Recent work includes designing the Portal autonomous concept vehicle and some tentative steps towards electric. Although Gilles claims that “the integration cost is still very high”, he admits that electric cars do offer exciting prospects in design terms, such as playing with seat positioning due to the flexibility of component placement. When it comes to self-driving vehicles, Gilles admits to being conflicted. “Whenever you are having fun in a car, the autonomous thing would just make you nauseous,” he says. “It will work more in a gridlock situation where the density just doesn’t work anymore.”
One of Gilles’ biggest fears is that the car becomes just another soulless commodity that is taken for granted – but he is optimistic about the future. He draws a parallel between the evolution of the music industry and its almost infinitesimal listening choices and the “fragmenting” in the car industry that is leading to ever more vehicle categories and options. And despite the continued technological shifts – and the potential new design battleground of interiors, as autonomous vehicles become increasingly commonplace – he is by no means heralding the end of the conventional car.
Far from it, in fact. “In the 1970s they predicted that the sports car would erode away,” he says, with a smile. “But look at us now.” Because when you put the key in the ignition, it all comes back to that simple pleasure: the joy of driving.
Gilles’ top road trips
Trip: Col de Turini, Italy
Vehicle: Alfa Romeo Giulia Quadrifoglio
A winding mountain pass in the Alps that has held some great motoring events in its time. “The turbocharged 505-horsepower engine of the Giulia Quadrifoglio would make short work of the pass; its quick steering ratio and agility would help tackle the endless hairpins.”
Trip: California State Route 1 (SR1)
Vehicle: Fiat 124 Spider Abarth
A beautiful road running along the Pacific coastline in California. “I love the SR1 and it happens to be the first road trip I ever took with my wife. The Fiat 124 Spider Abarth is the best vehicle for this trip; it’s a drive where the Spider can sink its teeth into the road, rewarding commitment with effortless thrust.”
Trip: Forres to Alford, UK
Vehicle: Alfa Romeo 4C

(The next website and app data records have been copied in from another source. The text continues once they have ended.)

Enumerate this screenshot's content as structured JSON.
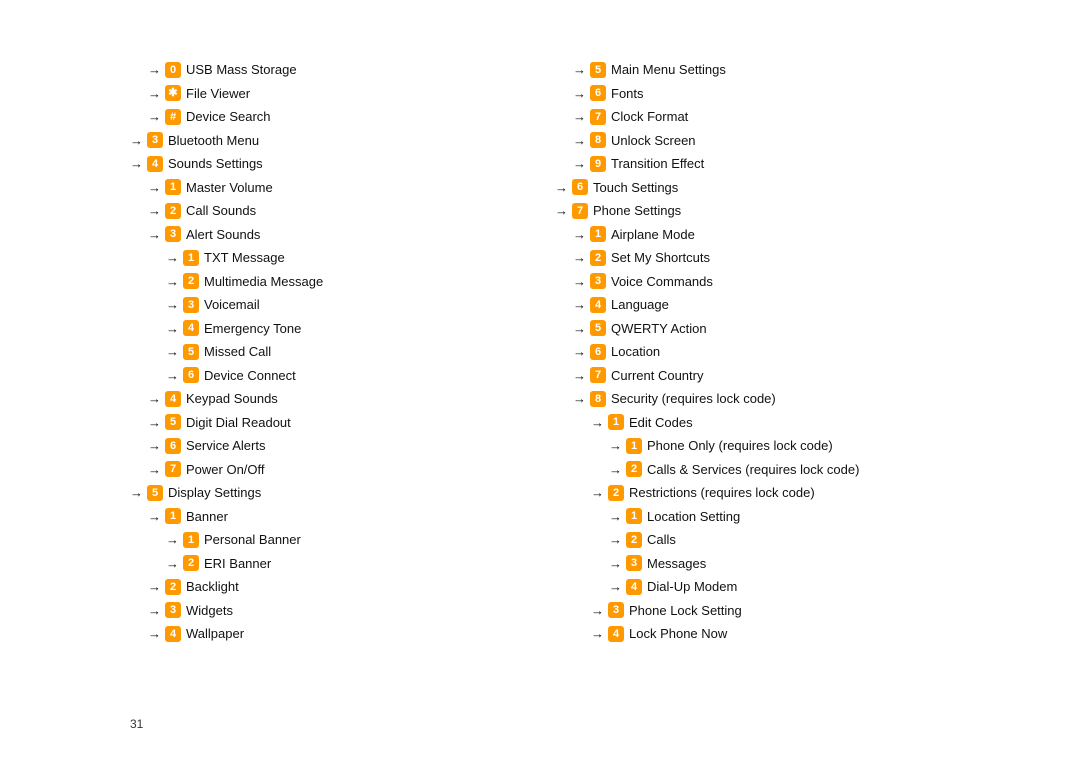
{
  "pageNumber": "31",
  "leftColumn": [
    {
      "indent": 1,
      "badge": "0",
      "label": "USB Mass Storage"
    },
    {
      "indent": 1,
      "badge": "✱",
      "label": "File Viewer"
    },
    {
      "indent": 1,
      "badge": "#",
      "label": "Device Search"
    },
    {
      "indent": 0,
      "badge": "3",
      "label": "Bluetooth Menu"
    },
    {
      "indent": 0,
      "badge": "4",
      "label": "Sounds Settings"
    },
    {
      "indent": 1,
      "badge": "1",
      "label": "Master Volume"
    },
    {
      "indent": 1,
      "badge": "2",
      "label": "Call Sounds"
    },
    {
      "indent": 1,
      "badge": "3",
      "label": "Alert Sounds"
    },
    {
      "indent": 2,
      "badge": "1",
      "label": "TXT Message"
    },
    {
      "indent": 2,
      "badge": "2",
      "label": "Multimedia Message"
    },
    {
      "indent": 2,
      "badge": "3",
      "label": "Voicemail"
    },
    {
      "indent": 2,
      "badge": "4",
      "label": "Emergency Tone"
    },
    {
      "indent": 2,
      "badge": "5",
      "label": "Missed Call"
    },
    {
      "indent": 2,
      "badge": "6",
      "label": "Device Connect"
    },
    {
      "indent": 1,
      "badge": "4",
      "label": "Keypad Sounds"
    },
    {
      "indent": 1,
      "badge": "5",
      "label": "Digit Dial Readout"
    },
    {
      "indent": 1,
      "badge": "6",
      "label": "Service Alerts"
    },
    {
      "indent": 1,
      "badge": "7",
      "label": "Power On/Off"
    },
    {
      "indent": 0,
      "badge": "5",
      "label": "Display Settings"
    },
    {
      "indent": 1,
      "badge": "1",
      "label": "Banner"
    },
    {
      "indent": 2,
      "badge": "1",
      "label": "Personal Banner"
    },
    {
      "indent": 2,
      "badge": "2",
      "label": "ERI Banner"
    },
    {
      "indent": 1,
      "badge": "2",
      "label": "Backlight"
    },
    {
      "indent": 1,
      "badge": "3",
      "label": "Widgets"
    },
    {
      "indent": 1,
      "badge": "4",
      "label": "Wallpaper"
    }
  ],
  "rightColumn": [
    {
      "indent": 1,
      "badge": "5",
      "label": "Main Menu Settings"
    },
    {
      "indent": 1,
      "badge": "6",
      "label": "Fonts"
    },
    {
      "indent": 1,
      "badge": "7",
      "label": "Clock Format"
    },
    {
      "indent": 1,
      "badge": "8",
      "label": "Unlock Screen"
    },
    {
      "indent": 1,
      "badge": "9",
      "label": "Transition Effect"
    },
    {
      "indent": 0,
      "badge": "6",
      "label": "Touch Settings"
    },
    {
      "indent": 0,
      "badge": "7",
      "label": "Phone Settings"
    },
    {
      "indent": 1,
      "badge": "1",
      "label": "Airplane Mode"
    },
    {
      "indent": 1,
      "badge": "2",
      "label": "Set My Shortcuts"
    },
    {
      "indent": 1,
      "badge": "3",
      "label": "Voice Commands"
    },
    {
      "indent": 1,
      "badge": "4",
      "label": "Language"
    },
    {
      "indent": 1,
      "badge": "5",
      "label": "QWERTY Action"
    },
    {
      "indent": 1,
      "badge": "6",
      "label": "Location"
    },
    {
      "indent": 1,
      "badge": "7",
      "label": "Current Country"
    },
    {
      "indent": 1,
      "badge": "8",
      "label": "Security (requires lock code)"
    },
    {
      "indent": 2,
      "badge": "1",
      "label": "Edit Codes"
    },
    {
      "indent": 3,
      "badge": "1",
      "label": "Phone Only (requires lock code)"
    },
    {
      "indent": 3,
      "badge": "2",
      "label": "Calls & Services (requires lock code)"
    },
    {
      "indent": 2,
      "badge": "2",
      "label": "Restrictions (requires lock code)"
    },
    {
      "indent": 3,
      "badge": "1",
      "label": "Location Setting"
    },
    {
      "indent": 3,
      "badge": "2",
      "label": "Calls"
    },
    {
      "indent": 3,
      "badge": "3",
      "label": "Messages"
    },
    {
      "indent": 3,
      "badge": "4",
      "label": "Dial-Up Modem"
    },
    {
      "indent": 2,
      "badge": "3",
      "label": "Phone Lock Setting"
    },
    {
      "indent": 2,
      "badge": "4",
      "label": "Lock Phone Now"
    }
  ]
}
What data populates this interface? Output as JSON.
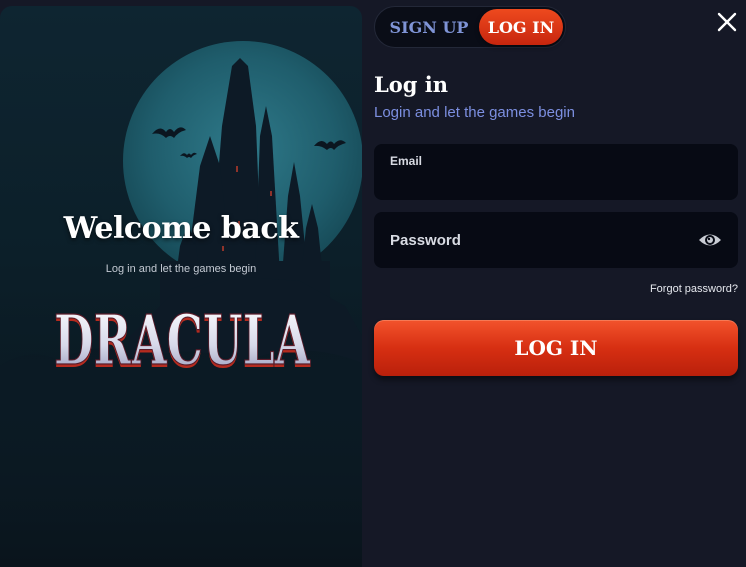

Currently on Gilles’ to-do list, this route features about 130km of undulating roads. “I know that the Alfa Romeo 4C would be a great partner for this adventure. Nimble, fast and just enough of a spectacle that it would undoubtedly spark some great conversations.”